Element data from apps and pages

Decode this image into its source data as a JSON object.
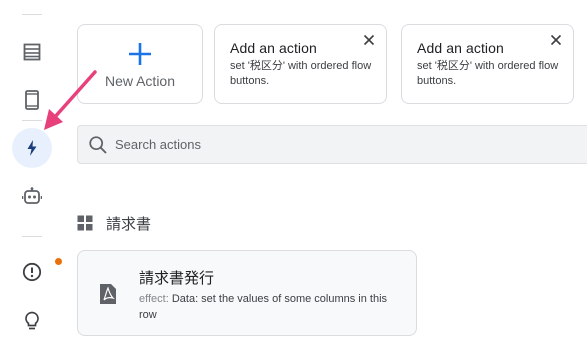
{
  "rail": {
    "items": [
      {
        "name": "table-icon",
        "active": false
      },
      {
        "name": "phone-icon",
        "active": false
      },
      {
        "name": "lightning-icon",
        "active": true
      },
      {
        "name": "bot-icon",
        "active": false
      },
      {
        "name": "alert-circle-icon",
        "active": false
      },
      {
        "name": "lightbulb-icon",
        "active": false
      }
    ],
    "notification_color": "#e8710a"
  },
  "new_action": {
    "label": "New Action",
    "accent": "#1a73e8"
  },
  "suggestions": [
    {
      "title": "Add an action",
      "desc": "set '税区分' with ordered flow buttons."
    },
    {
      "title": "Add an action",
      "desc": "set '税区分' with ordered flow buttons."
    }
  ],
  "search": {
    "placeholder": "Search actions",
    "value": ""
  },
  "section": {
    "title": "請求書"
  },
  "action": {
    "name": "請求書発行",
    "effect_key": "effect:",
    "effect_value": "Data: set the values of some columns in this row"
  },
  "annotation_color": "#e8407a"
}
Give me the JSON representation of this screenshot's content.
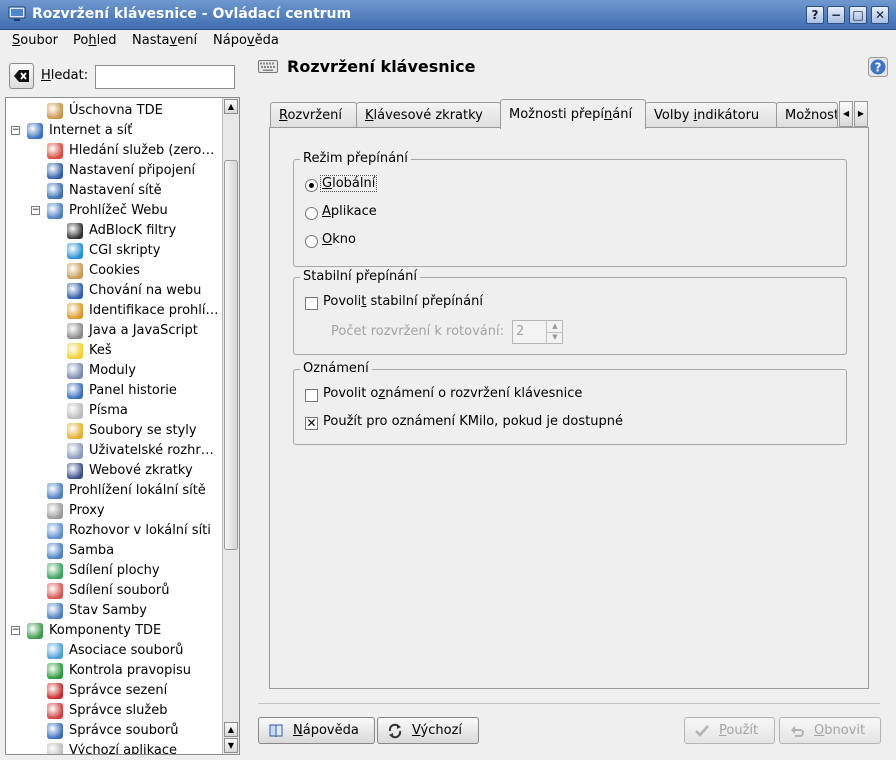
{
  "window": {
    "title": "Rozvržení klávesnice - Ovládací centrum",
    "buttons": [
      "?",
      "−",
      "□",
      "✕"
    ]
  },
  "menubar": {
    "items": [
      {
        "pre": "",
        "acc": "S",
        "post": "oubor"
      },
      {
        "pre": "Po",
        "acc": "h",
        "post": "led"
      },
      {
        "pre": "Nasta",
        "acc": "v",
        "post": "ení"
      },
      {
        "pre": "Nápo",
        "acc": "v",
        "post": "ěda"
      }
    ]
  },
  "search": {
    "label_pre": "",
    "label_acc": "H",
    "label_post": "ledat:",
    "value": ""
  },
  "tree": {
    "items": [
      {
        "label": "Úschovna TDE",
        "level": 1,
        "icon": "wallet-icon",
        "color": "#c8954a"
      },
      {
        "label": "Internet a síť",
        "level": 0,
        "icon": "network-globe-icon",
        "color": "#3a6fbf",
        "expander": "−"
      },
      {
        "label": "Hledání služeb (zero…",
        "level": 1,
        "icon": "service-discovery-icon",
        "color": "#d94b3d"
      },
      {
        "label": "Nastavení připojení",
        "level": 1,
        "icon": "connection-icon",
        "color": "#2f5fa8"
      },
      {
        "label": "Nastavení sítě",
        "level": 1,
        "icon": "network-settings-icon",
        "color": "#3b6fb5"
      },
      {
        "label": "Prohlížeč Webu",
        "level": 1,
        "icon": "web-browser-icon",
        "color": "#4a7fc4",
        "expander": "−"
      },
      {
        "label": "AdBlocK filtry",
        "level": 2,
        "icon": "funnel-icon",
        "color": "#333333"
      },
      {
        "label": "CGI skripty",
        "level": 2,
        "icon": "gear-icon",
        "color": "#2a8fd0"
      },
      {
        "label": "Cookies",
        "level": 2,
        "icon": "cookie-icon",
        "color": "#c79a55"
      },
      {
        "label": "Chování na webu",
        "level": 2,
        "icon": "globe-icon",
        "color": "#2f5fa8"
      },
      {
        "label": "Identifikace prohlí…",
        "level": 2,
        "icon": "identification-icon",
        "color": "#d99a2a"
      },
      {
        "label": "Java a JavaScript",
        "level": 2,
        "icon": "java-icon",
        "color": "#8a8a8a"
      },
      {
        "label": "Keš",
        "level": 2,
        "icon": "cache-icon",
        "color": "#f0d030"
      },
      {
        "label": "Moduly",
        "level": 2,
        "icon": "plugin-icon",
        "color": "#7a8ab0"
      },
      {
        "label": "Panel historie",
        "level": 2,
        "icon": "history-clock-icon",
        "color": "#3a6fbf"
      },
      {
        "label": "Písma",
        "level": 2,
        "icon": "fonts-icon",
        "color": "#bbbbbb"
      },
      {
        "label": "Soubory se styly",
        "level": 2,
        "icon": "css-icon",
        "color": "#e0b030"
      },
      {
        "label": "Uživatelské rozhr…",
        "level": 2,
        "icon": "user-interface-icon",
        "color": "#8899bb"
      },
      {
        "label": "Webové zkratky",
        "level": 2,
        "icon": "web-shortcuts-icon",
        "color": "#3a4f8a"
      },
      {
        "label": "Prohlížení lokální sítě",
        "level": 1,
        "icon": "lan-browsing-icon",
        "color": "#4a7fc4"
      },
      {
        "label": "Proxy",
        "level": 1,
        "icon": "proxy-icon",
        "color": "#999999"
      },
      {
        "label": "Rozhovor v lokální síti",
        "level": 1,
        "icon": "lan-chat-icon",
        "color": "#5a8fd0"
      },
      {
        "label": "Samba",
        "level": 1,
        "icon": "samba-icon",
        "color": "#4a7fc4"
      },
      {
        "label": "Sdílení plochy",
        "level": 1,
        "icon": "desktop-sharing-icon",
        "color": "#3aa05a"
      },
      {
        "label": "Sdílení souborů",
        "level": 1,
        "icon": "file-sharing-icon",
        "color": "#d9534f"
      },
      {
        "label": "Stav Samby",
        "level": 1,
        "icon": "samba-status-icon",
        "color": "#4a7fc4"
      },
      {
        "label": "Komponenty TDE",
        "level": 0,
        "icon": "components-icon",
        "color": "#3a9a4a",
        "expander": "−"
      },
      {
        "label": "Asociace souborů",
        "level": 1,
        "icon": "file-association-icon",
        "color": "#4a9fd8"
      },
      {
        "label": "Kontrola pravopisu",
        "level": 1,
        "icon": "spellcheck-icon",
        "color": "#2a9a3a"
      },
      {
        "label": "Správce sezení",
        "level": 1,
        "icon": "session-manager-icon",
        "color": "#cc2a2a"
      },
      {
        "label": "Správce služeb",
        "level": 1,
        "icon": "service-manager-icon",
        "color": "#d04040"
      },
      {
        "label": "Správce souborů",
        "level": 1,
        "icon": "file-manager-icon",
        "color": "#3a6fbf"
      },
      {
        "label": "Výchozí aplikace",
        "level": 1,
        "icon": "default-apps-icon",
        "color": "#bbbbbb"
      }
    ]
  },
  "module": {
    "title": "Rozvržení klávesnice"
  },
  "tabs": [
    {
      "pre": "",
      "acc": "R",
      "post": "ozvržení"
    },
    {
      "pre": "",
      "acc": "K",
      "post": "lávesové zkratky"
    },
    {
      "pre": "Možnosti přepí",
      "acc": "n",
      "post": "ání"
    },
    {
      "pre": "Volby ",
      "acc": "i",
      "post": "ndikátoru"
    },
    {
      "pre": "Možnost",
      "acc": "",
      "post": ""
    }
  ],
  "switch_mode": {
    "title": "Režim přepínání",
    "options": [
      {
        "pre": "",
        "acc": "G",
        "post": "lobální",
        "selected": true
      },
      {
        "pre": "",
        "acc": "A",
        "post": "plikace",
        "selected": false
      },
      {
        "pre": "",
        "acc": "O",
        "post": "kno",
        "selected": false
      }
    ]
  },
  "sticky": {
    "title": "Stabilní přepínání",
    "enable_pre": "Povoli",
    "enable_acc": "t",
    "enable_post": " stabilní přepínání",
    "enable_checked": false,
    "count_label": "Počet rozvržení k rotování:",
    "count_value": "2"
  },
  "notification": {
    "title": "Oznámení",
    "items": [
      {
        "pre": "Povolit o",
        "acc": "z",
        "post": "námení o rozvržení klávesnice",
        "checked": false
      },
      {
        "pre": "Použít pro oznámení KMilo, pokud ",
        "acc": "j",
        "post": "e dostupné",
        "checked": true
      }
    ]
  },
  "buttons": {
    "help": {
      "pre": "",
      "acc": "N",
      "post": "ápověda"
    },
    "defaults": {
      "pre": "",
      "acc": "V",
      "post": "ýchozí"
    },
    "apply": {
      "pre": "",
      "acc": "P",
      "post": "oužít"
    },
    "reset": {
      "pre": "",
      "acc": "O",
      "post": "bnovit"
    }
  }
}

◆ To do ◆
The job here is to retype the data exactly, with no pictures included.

◆ Exercise response ◆
Decode this image into its source data as a JSON object.
{
  "rail": {
    "items": [
      {
        "name": "table-icon",
        "active": false
      },
      {
        "name": "phone-icon",
        "active": false
      },
      {
        "name": "lightning-icon",
        "active": true
      },
      {
        "name": "bot-icon",
        "active": false
      },
      {
        "name": "alert-circle-icon",
        "active": false
      },
      {
        "name": "lightbulb-icon",
        "active": false
      }
    ],
    "notification_color": "#e8710a"
  },
  "new_action": {
    "label": "New Action",
    "accent": "#1a73e8"
  },
  "suggestions": [
    {
      "title": "Add an action",
      "desc": "set '税区分' with ordered flow buttons."
    },
    {
      "title": "Add an action",
      "desc": "set '税区分' with ordered flow buttons."
    }
  ],
  "search": {
    "placeholder": "Search actions",
    "value": ""
  },
  "section": {
    "title": "請求書"
  },
  "action": {
    "name": "請求書発行",
    "effect_key": "effect:",
    "effect_value": "Data: set the values of some columns in this row"
  },
  "annotation_color": "#e8407a"
}
Give me the JSON representation of this screenshot's content.
{
  "window": {
    "title": "Rozvržení klávesnice - Ovládací centrum",
    "buttons": [
      "?",
      "−",
      "□",
      "✕"
    ]
  },
  "menubar": {
    "items": [
      {
        "pre": "",
        "acc": "S",
        "post": "oubor"
      },
      {
        "pre": "Po",
        "acc": "h",
        "post": "led"
      },
      {
        "pre": "Nasta",
        "acc": "v",
        "post": "ení"
      },
      {
        "pre": "Nápo",
        "acc": "v",
        "post": "ěda"
      }
    ]
  },
  "search": {
    "label_pre": "",
    "label_acc": "H",
    "label_post": "ledat:",
    "value": ""
  },
  "tree": {
    "items": [
      {
        "label": "Úschovna TDE",
        "level": 1,
        "icon": "wallet-icon",
        "color": "#c8954a"
      },
      {
        "label": "Internet a síť",
        "level": 0,
        "icon": "network-globe-icon",
        "color": "#3a6fbf",
        "expander": "−"
      },
      {
        "label": "Hledání služeb (zero…",
        "level": 1,
        "icon": "service-discovery-icon",
        "color": "#d94b3d"
      },
      {
        "label": "Nastavení připojení",
        "level": 1,
        "icon": "connection-icon",
        "color": "#2f5fa8"
      },
      {
        "label": "Nastavení sítě",
        "level": 1,
        "icon": "network-settings-icon",
        "color": "#3b6fb5"
      },
      {
        "label": "Prohlížeč Webu",
        "level": 1,
        "icon": "web-browser-icon",
        "color": "#4a7fc4",
        "expander": "−"
      },
      {
        "label": "AdBlocK filtry",
        "level": 2,
        "icon": "funnel-icon",
        "color": "#333333"
      },
      {
        "label": "CGI skripty",
        "level": 2,
        "icon": "gear-icon",
        "color": "#2a8fd0"
      },
      {
        "label": "Cookies",
        "level": 2,
        "icon": "cookie-icon",
        "color": "#c79a55"
      },
      {
        "label": "Chování na webu",
        "level": 2,
        "icon": "globe-icon",
        "color": "#2f5fa8"
      },
      {
        "label": "Identifikace prohlí…",
        "level": 2,
        "icon": "identification-icon",
        "color": "#d99a2a"
      },
      {
        "label": "Java a JavaScript",
        "level": 2,
        "icon": "java-icon",
        "color": "#8a8a8a"
      },
      {
        "label": "Keš",
        "level": 2,
        "icon": "cache-icon",
        "color": "#f0d030"
      },
      {
        "label": "Moduly",
        "level": 2,
        "icon": "plugin-icon",
        "color": "#7a8ab0"
      },
      {
        "label": "Panel historie",
        "level": 2,
        "icon": "history-clock-icon",
        "color": "#3a6fbf"
      },
      {
        "label": "Písma",
        "level": 2,
        "icon": "fonts-icon",
        "color": "#bbbbbb"
      },
      {
        "label": "Soubory se styly",
        "level": 2,
        "icon": "css-icon",
        "color": "#e0b030"
      },
      {
        "label": "Uživatelské rozhr…",
        "level": 2,
        "icon": "user-interface-icon",
        "color": "#8899bb"
      },
      {
        "label": "Webové zkratky",
        "level": 2,
        "icon": "web-shortcuts-icon",
        "color": "#3a4f8a"
      },
      {
        "label": "Prohlížení lokální sítě",
        "level": 1,
        "icon": "lan-browsing-icon",
        "color": "#4a7fc4"
      },
      {
        "label": "Proxy",
        "level": 1,
        "icon": "proxy-icon",
        "color": "#999999"
      },
      {
        "label": "Rozhovor v lokální síti",
        "level": 1,
        "icon": "lan-chat-icon",
        "color": "#5a8fd0"
      },
      {
        "label": "Samba",
        "level": 1,
        "icon": "samba-icon",
        "color": "#4a7fc4"
      },
      {
        "label": "Sdílení plochy",
        "level": 1,
        "icon": "desktop-sharing-icon",
        "color": "#3aa05a"
      },
      {
        "label": "Sdílení souborů",
        "level": 1,
        "icon": "file-sharing-icon",
        "color": "#d9534f"
      },
      {
        "label": "Stav Samby",
        "level": 1,
        "icon": "samba-status-icon",
        "color": "#4a7fc4"
      },
      {
        "label": "Komponenty TDE",
        "level": 0,
        "icon": "components-icon",
        "color": "#3a9a4a",
        "expander": "−"
      },
      {
        "label": "Asociace souborů",
        "level": 1,
        "icon": "file-association-icon",
        "color": "#4a9fd8"
      },
      {
        "label": "Kontrola pravopisu",
        "level": 1,
        "icon": "spellcheck-icon",
        "color": "#2a9a3a"
      },
      {
        "label": "Správce sezení",
        "level": 1,
        "icon": "session-manager-icon",
        "color": "#cc2a2a"
      },
      {
        "label": "Správce služeb",
        "level": 1,
        "icon": "service-manager-icon",
        "color": "#d04040"
      },
      {
        "label": "Správce souborů",
        "level": 1,
        "icon": "file-manager-icon",
        "color": "#3a6fbf"
      },
      {
        "label": "Výchozí aplikace",
        "level": 1,
        "icon": "default-apps-icon",
        "color": "#bbbbbb"
      }
    ]
  },
  "module": {
    "title": "Rozvržení klávesnice"
  },
  "tabs": [
    {
      "pre": "",
      "acc": "R",
      "post": "ozvržení"
    },
    {
      "pre": "",
      "acc": "K",
      "post": "lávesové zkratky"
    },
    {
      "pre": "Možnosti přepí",
      "acc": "n",
      "post": "ání"
    },
    {
      "pre": "Volby ",
      "acc": "i",
      "post": "ndikátoru"
    },
    {
      "pre": "Možnost",
      "acc": "",
      "post": ""
    }
  ],
  "switch_mode": {
    "title": "Režim přepínání",
    "options": [
      {
        "pre": "",
        "acc": "G",
        "post": "lobální",
        "selected": true
      },
      {
        "pre": "",
        "acc": "A",
        "post": "plikace",
        "selected": false
      },
      {
        "pre": "",
        "acc": "O",
        "post": "kno",
        "selected": false
      }
    ]
  },
  "sticky": {
    "title": "Stabilní přepínání",
    "enable_pre": "Povoli",
    "enable_acc": "t",
    "enable_post": " stabilní přepínání",
    "enable_checked": false,
    "count_label": "Počet rozvržení k rotování:",
    "count_value": "2"
  },
  "notification": {
    "title": "Oznámení",
    "items": [
      {
        "pre": "Povolit o",
        "acc": "z",
        "post": "námení o rozvržení klávesnice",
        "checked": false
      },
      {
        "pre": "Použít pro oznámení KMilo, pokud ",
        "acc": "j",
        "post": "e dostupné",
        "checked": true
      }
    ]
  },
  "buttons": {
    "help": {
      "pre": "",
      "acc": "N",
      "post": "ápověda"
    },
    "defaults": {
      "pre": "",
      "acc": "V",
      "post": "ýchozí"
    },
    "apply": {
      "pre": "",
      "acc": "P",
      "post": "oužít"
    },
    "reset": {
      "pre": "",
      "acc": "O",
      "post": "bnovit"
    }
  }
}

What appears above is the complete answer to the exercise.